Would Oracle Ever Abandon Its Bid for Sun?
Would Oracle ever abandon its bid for Sun? And if it did, what might happen to Sun? Thomas Weisel Partners analyst Doug Reid weighs both of these questions in a note to investors today, and his answers are worth considering in light of reports that the European Commission may object to the deal. Though Reid believes Sun’s (JAVA) acquisition by Oracle (ORCL) is still likely, he does see a few other possible scenarios as well. Among them:
- A delayed EC review process of the current proposed acquisition, which may end in a rejection left unchallenged by Oracle
- A renegotiated deal with Oracle, which would likely exclude MySQL and therefore involve a renegotiated deal price
- An offer by IBM (IBM) to buy Sun at a discount to the Oracle offer following a rejection by the EC of the current Oracle deal
- A scrapping of the deal by Oracle
Interestingly, Reid feels this last possibility isn’t as disastrous as it might sound. Sun has $1.8 billion in cash, and while its latest results weren’t at all pretty, they did feature improving gross margins.
“Our current thesis on [Sun] assumes the announced [Oracle] acquisition will close, but risks have increased,” Reid wrote. “There remains a risk that the European Commission will provide a ‘statement of objections’ to [Oracle’s] planned acquisition of [Sun] based on concerns regarding [Oracle’s] plans for the MySQL database which [Sun] currently owns. The deadline for such a decision is January 19, 2010 but it is possible that the EC will state objections before the end of the year.”

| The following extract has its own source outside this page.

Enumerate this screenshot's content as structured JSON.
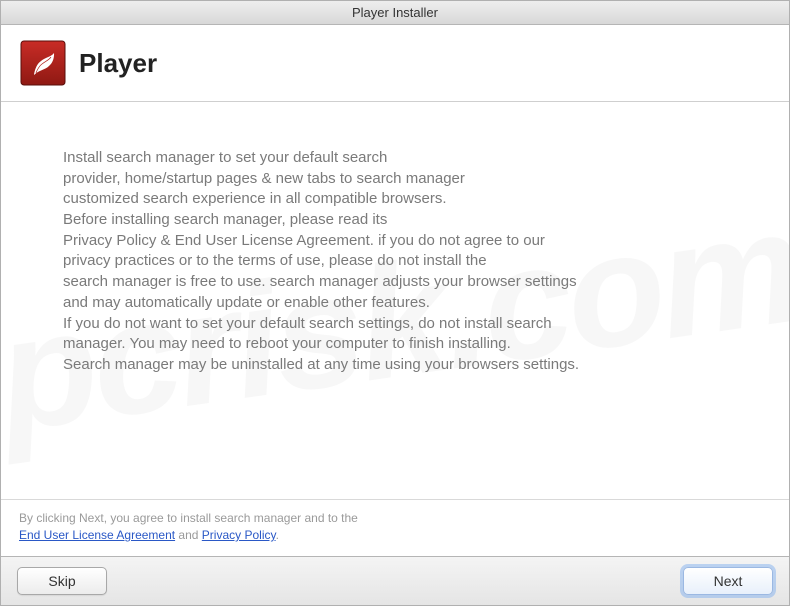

Elaborating, Reid notes that “Although [Oracle] could likely reduce the risk of a statement of objection–and thus of a delayed or perhaps failed bid for [Sun]–by supplying to the EC an argument to explain why the [Oracle-Sun] deal will not adversely impact competition in the database market, our assumptions around [Sun’s] valuation include increased risk regarding the completion of the [Oracle-Sun] transaction at $9.50….While we believe the currently proposed acquisition by [Oracle] is the most likely outcome for [Sun], we believe other scenarios remain possible, although each is made more difficult by the continued uncertainty around Sun’s fate, and the resulting erosion in customer confidence in Sun.”